\(\int d [{-arcsin(x)}]=-arcsin(x)\)

\(\int -d[arcsin(x)]=-arcsin(x)\)

\(\int -\bigg[\frac{1}{\sqrt{1-x^2}}\bigg] = -arcsin(x)\)

You could pull the negative out and this equation is clearly true... or

\(arccos(x)=-arcsin(x)\)

Why is that identity not true? Where did I go wrong?

Guest Mar 2, 2019

#1**+1 **

\(\displaystyle \int - \left[\dfrac{1}{\sqrt{1-x^2}}\right]~dx = -\arcsin(x) \text{, not }\arccos(x)\text{ for one}\)

.Rom Mar 2, 2019

#3**+1 **

**Rom could you check this please.**

I do not know thise off by heart, I have to work them out every time

\(If\;\;\; \theta=acos(x)\quad then\;\;\;find \; \frac{d\theta}{dx}\\~\\ x=cos\theta\\ \frac{dx}{d\theta}=-sin\theta\\ \)

Now we know that cos(theta) =x

so I **draw** a right angled triangle where this is true.

\(\text{adjacent=x hypotenuse=1 opposite=} \sqrt{1-x^2}\)

\(\frac{dx}{d\theta}=-sin\theta\\ \frac{d\theta}{dx}=\frac{-1}{\sqrt{1-x^2}}\\ \)

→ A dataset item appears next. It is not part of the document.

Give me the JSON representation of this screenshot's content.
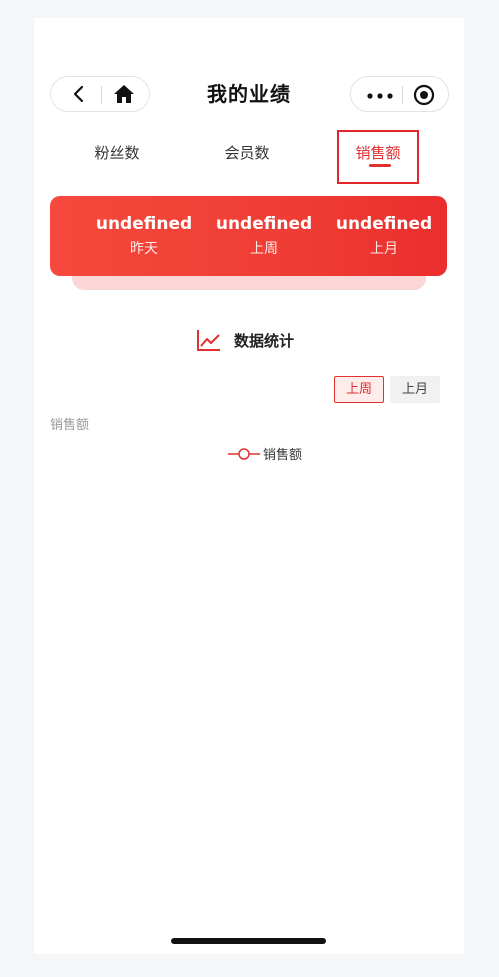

So it seems to me that

\(\displaystyle \int - \left[\dfrac{1}{\sqrt{1-x^2}}\right]~dx = \arccos(x) +c\)

Wolfram|alpha seems to agree with me.

Melody
Mar 2, 2019